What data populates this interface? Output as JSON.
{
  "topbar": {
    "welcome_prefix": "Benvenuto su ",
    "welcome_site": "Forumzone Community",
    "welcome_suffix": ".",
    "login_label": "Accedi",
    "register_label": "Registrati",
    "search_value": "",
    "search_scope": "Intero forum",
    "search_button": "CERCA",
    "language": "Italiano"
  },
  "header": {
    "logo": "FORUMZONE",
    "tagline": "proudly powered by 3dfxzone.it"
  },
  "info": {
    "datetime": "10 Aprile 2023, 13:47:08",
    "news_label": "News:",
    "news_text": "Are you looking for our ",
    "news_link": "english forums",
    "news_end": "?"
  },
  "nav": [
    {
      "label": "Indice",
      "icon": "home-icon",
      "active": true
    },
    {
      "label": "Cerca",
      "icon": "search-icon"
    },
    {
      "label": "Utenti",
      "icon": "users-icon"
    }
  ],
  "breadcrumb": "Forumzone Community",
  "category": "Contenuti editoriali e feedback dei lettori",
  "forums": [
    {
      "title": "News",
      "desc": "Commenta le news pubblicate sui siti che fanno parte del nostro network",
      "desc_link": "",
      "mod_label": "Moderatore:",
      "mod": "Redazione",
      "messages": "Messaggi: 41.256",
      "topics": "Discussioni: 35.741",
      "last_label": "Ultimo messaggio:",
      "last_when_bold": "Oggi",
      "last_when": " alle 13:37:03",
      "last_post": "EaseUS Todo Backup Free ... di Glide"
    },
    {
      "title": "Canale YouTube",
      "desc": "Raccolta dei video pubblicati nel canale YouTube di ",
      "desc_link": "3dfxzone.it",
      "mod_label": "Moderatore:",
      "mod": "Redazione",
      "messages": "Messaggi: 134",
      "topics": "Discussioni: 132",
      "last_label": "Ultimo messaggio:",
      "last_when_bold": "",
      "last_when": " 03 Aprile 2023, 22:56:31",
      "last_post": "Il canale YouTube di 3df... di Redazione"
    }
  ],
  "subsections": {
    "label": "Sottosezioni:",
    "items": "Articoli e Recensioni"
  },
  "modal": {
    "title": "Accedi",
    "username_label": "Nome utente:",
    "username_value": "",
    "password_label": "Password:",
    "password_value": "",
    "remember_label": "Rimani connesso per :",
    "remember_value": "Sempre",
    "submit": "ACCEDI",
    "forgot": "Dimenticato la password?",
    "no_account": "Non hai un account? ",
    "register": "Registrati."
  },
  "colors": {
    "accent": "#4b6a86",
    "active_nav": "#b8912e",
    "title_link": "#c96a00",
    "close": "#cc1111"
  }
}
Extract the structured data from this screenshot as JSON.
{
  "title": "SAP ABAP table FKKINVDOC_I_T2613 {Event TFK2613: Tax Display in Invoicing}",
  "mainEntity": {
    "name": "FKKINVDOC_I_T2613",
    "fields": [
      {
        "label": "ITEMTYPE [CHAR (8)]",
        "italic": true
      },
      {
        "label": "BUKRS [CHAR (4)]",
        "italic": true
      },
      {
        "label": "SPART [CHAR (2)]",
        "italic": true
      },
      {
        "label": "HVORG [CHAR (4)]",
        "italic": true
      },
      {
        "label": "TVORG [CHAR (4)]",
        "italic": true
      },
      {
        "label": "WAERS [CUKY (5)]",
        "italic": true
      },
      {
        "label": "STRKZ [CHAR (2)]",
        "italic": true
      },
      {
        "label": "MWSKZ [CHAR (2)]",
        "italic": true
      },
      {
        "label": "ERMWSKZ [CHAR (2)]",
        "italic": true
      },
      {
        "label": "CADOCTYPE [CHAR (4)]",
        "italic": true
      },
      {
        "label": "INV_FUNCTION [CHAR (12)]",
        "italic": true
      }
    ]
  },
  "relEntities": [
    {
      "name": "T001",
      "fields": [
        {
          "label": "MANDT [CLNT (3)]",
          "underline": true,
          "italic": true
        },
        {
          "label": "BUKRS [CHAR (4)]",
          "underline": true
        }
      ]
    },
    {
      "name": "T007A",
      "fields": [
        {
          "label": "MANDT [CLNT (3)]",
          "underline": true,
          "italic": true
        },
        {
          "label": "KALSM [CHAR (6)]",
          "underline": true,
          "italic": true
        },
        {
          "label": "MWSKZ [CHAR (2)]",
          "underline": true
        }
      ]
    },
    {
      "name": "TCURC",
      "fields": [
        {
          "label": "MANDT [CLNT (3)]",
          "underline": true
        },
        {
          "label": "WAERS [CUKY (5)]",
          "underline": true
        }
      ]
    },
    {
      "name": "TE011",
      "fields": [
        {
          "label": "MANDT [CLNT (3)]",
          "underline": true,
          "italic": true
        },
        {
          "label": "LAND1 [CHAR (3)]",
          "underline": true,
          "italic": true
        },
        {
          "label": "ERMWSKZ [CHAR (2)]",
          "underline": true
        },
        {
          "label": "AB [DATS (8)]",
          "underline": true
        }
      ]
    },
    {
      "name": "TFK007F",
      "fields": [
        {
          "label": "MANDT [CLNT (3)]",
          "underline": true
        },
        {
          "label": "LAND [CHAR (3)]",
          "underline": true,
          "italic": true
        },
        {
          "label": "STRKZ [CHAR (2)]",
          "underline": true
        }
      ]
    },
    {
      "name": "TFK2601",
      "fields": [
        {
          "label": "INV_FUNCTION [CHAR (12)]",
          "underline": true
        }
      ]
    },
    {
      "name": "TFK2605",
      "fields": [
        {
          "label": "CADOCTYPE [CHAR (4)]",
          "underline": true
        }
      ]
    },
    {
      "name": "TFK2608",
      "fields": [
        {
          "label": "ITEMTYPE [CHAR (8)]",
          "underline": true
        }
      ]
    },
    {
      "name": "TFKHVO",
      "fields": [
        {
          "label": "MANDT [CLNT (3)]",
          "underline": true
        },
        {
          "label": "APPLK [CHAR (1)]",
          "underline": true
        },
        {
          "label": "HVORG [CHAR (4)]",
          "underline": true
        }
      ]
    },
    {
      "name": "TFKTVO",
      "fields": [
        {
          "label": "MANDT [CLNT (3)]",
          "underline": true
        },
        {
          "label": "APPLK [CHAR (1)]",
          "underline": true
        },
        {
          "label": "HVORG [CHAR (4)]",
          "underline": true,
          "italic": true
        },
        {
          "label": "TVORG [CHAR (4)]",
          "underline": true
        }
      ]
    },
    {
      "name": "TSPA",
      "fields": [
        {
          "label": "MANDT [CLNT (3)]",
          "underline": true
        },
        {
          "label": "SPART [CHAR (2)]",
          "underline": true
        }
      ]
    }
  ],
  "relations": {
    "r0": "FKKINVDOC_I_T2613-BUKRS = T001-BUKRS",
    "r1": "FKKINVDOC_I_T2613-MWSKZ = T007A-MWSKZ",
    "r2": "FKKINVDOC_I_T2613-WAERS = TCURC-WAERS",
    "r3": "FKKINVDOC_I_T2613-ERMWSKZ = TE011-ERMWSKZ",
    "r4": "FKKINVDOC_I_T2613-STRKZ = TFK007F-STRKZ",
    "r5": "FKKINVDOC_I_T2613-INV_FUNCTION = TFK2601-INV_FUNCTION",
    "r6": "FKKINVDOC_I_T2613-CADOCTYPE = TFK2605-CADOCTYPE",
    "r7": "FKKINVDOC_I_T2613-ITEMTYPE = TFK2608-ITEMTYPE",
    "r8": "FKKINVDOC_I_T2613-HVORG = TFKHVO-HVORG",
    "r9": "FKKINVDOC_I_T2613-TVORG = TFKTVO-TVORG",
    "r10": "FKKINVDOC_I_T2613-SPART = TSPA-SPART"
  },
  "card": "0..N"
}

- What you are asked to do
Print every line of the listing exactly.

- Task output
What data populates this interface? Output as JSON.
{
  "topbar": {
    "welcome_prefix": "Benvenuto su ",
    "welcome_site": "Forumzone Community",
    "welcome_suffix": ".",
    "login_label": "Accedi",
    "register_label": "Registrati",
    "search_value": "",
    "search_scope": "Intero forum",
    "search_button": "CERCA",
    "language": "Italiano"
  },
  "header": {
    "logo": "FORUMZONE",
    "tagline": "proudly powered by 3dfxzone.it"
  },
  "info": {
    "datetime": "10 Aprile 2023, 13:47:08",
    "news_label": "News:",
    "news_text": "Are you looking for our ",
    "news_link": "english forums",
    "news_end": "?"
  },
  "nav": [
    {
      "label": "Indice",
      "icon": "home-icon",
      "active": true
    },
    {
      "label": "Cerca",
      "icon": "search-icon"
    },
    {
      "label": "Utenti",
      "icon": "users-icon"
    }
  ],
  "breadcrumb": "Forumzone Community",
  "category": "Contenuti editoriali e feedback dei lettori",
  "forums": [
    {
      "title": "News",
      "desc": "Commenta le news pubblicate sui siti che fanno parte del nostro network",
      "desc_link": "",
      "mod_label": "Moderatore:",
      "mod": "Redazione",
      "messages": "Messaggi: 41.256",
      "topics": "Discussioni: 35.741",
      "last_label": "Ultimo messaggio:",
      "last_when_bold": "Oggi",
      "last_when": " alle 13:37:03",
      "last_post": "EaseUS Todo Backup Free ... di Glide"
    },
    {
      "title": "Canale YouTube",
      "desc": "Raccolta dei video pubblicati nel canale YouTube di ",
      "desc_link": "3dfxzone.it",
      "mod_label": "Moderatore:",
      "mod": "Redazione",
      "messages": "Messaggi: 134",
      "topics": "Discussioni: 132",
      "last_label": "Ultimo messaggio:",
      "last_when_bold": "",
      "last_when": " 03 Aprile 2023, 22:56:31",
      "last_post": "Il canale YouTube di 3df... di Redazione"
    }
  ],
  "subsections": {
    "label": "Sottosezioni:",
    "items": "Articoli e Recensioni"
  },
  "modal": {
    "title": "Accedi",
    "username_label": "Nome utente:",
    "username_value": "",
    "password_label": "Password:",
    "password_value": "",
    "remember_label": "Rimani connesso per :",
    "remember_value": "Sempre",
    "submit": "ACCEDI",
    "forgot": "Dimenticato la password?",
    "no_account": "Non hai un account? ",
    "register": "Registrati."
  },
  "colors": {
    "accent": "#4b6a86",
    "active_nav": "#b8912e",
    "title_link": "#c96a00",
    "close": "#cc1111"
  }
}
Extract the structured data from this screenshot as JSON.
{
  "title": "SAP ABAP table FKKINVDOC_I_T2613 {Event TFK2613: Tax Display in Invoicing}",
  "mainEntity": {
    "name": "FKKINVDOC_I_T2613",
    "fields": [
      {
        "label": "ITEMTYPE [CHAR (8)]",
        "italic": true
      },
      {
        "label": "BUKRS [CHAR (4)]",
        "italic": true
      },
      {
        "label": "SPART [CHAR (2)]",
        "italic": true
      },
      {
        "label": "HVORG [CHAR (4)]",
        "italic": true
      },
      {
        "label": "TVORG [CHAR (4)]",
        "italic": true
      },
      {
        "label": "WAERS [CUKY (5)]",
        "italic": true
      },
      {
        "label": "STRKZ [CHAR (2)]",
        "italic": true
      },
      {
        "label": "MWSKZ [CHAR (2)]",
        "italic": true
      },
      {
        "label": "ERMWSKZ [CHAR (2)]",
        "italic": true
      },
      {
        "label": "CADOCTYPE [CHAR (4)]",
        "italic": true
      },
      {
        "label": "INV_FUNCTION [CHAR (12)]",
        "italic": true
      }
    ]
  },
  "relEntities": [
    {
      "name": "T001",
      "fields": [
        {
          "label": "MANDT [CLNT (3)]",
          "underline": true,
          "italic": true
        },
        {
          "label": "BUKRS [CHAR (4)]",
          "underline": true
        }
      ]
    },
    {
      "name": "T007A",
      "fields": [
        {
          "label": "MANDT [CLNT (3)]",
          "underline": true,
          "italic": true
        },
        {
          "label": "KALSM [CHAR (6)]",
          "underline": true,
          "italic": true
        },
        {
          "label": "MWSKZ [CHAR (2)]",
          "underline": true
        }
      ]
    },
    {
      "name": "TCURC",
      "fields": [
        {
          "label": "MANDT [CLNT (3)]",
          "underline": true
        },
        {
          "label": "WAERS [CUKY (5)]",
          "underline": true
        }
      ]
    },
    {
      "name": "TE011",
      "fields": [
        {
          "label": "MANDT [CLNT (3)]",
          "underline": true,
          "italic": true
        },
        {
          "label": "LAND1 [CHAR (3)]",
          "underline": true,
          "italic": true
        },
        {
          "label": "ERMWSKZ [CHAR (2)]",
          "underline": true
        },
        {
          "label": "AB [DATS (8)]",
          "underline": true
        }
      ]
    },
    {
      "name": "TFK007F",
      "fields": [
        {
          "label": "MANDT [CLNT (3)]",
          "underline": true
        },
        {
          "label": "LAND [CHAR (3)]",
          "underline": true,
          "italic": true
        },
        {
          "label": "STRKZ [CHAR (2)]",
          "underline": true
        }
      ]
    },
    {
      "name": "TFK2601",
      "fields": [
        {
          "label": "INV_FUNCTION [CHAR (12)]",
          "underline": true
        }
      ]
    },
    {
      "name": "TFK2605",
      "fields": [
        {
          "label": "CADOCTYPE [CHAR (4)]",
          "underline": true
        }
      ]
    },
    {
      "name": "TFK2608",
      "fields": [
        {
          "label": "ITEMTYPE [CHAR (8)]",
          "underline": true
        }
      ]
    },
    {
      "name": "TFKHVO",
      "fields": [
        {
          "label": "MANDT [CLNT (3)]",
          "underline": true
        },
        {
          "label": "APPLK [CHAR (1)]",
          "underline": true
        },
        {
          "label": "HVORG [CHAR (4)]",
          "underline": true
        }
      ]
    },
    {
      "name": "TFKTVO",
      "fields": [
        {
          "label": "MANDT [CLNT (3)]",
          "underline": true
        },
        {
          "label": "APPLK [CHAR (1)]",
          "underline": true
        },
        {
          "label": "HVORG [CHAR (4)]",
          "underline": true,
          "italic": true
        },
        {
          "label": "TVORG [CHAR (4)]",
          "underline": true
        }
      ]
    },
    {
      "name": "TSPA",
      "fields": [
        {
          "label": "MANDT [CLNT (3)]",
          "underline": true
        },
        {
          "label": "SPART [CHAR (2)]",
          "underline": true
        }
      ]
    }
  ],
  "relations": {
    "r0": "FKKINVDOC_I_T2613-BUKRS = T001-BUKRS",
    "r1": "FKKINVDOC_I_T2613-MWSKZ = T007A-MWSKZ",
    "r2": "FKKINVDOC_I_T2613-WAERS = TCURC-WAERS",
    "r3": "FKKINVDOC_I_T2613-ERMWSKZ = TE011-ERMWSKZ",
    "r4": "FKKINVDOC_I_T2613-STRKZ = TFK007F-STRKZ",
    "r5": "FKKINVDOC_I_T2613-INV_FUNCTION = TFK2601-INV_FUNCTION",
    "r6": "FKKINVDOC_I_T2613-CADOCTYPE = TFK2605-CADOCTYPE",
    "r7": "FKKINVDOC_I_T2613-ITEMTYPE = TFK2608-ITEMTYPE",
    "r8": "FKKINVDOC_I_T2613-HVORG = TFKHVO-HVORG",
    "r9": "FKKINVDOC_I_T2613-TVORG = TFKTVO-TVORG",
    "r10": "FKKINVDOC_I_T2613-SPART = TSPA-SPART"
  },
  "card": "0..N"
}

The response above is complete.